> What you have to do:
Only the lines with "message" in the entries below belong in the answer; please copy them.

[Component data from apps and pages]
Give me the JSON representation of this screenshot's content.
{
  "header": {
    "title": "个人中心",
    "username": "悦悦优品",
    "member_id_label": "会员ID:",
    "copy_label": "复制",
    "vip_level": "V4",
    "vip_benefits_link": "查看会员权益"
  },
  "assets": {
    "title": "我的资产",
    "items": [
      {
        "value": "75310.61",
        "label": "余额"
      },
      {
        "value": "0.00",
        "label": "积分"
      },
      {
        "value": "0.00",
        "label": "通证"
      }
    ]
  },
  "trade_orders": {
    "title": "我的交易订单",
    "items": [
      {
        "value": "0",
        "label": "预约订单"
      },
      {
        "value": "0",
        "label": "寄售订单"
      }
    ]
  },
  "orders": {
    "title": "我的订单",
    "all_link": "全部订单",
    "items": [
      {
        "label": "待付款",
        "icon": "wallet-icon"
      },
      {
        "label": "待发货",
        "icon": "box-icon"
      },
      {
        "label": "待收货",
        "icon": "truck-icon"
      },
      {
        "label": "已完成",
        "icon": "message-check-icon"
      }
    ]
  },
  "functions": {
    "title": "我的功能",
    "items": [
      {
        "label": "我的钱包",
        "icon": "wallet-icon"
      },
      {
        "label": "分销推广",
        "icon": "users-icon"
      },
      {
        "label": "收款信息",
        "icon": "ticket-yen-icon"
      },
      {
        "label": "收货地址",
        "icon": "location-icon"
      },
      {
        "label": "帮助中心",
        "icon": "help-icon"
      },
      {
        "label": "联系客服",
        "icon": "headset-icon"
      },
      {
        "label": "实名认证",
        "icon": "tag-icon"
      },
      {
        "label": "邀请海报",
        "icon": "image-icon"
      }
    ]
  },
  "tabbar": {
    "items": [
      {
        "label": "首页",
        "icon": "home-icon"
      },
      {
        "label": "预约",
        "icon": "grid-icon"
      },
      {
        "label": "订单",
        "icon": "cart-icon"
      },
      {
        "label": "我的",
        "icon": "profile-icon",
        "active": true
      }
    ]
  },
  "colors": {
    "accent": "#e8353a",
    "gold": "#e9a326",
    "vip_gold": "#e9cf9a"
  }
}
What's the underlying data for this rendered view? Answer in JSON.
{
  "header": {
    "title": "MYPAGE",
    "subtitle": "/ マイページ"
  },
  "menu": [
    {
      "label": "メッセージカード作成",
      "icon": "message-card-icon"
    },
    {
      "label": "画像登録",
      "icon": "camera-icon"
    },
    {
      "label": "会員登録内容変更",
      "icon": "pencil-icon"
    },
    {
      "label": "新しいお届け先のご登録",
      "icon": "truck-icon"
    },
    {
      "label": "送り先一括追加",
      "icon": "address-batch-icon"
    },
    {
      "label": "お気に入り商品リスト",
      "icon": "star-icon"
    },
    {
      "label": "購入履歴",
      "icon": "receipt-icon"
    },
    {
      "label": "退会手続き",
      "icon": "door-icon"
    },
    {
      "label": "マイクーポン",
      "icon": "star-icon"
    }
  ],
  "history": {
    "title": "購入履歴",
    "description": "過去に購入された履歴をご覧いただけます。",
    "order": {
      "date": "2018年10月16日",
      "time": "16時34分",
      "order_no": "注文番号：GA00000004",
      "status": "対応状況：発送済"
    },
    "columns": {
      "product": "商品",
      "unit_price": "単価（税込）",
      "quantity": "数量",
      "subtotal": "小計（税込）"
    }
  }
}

> Exercise output:
        "icon": "message-check-icon"
      "icon": "message-card-icon"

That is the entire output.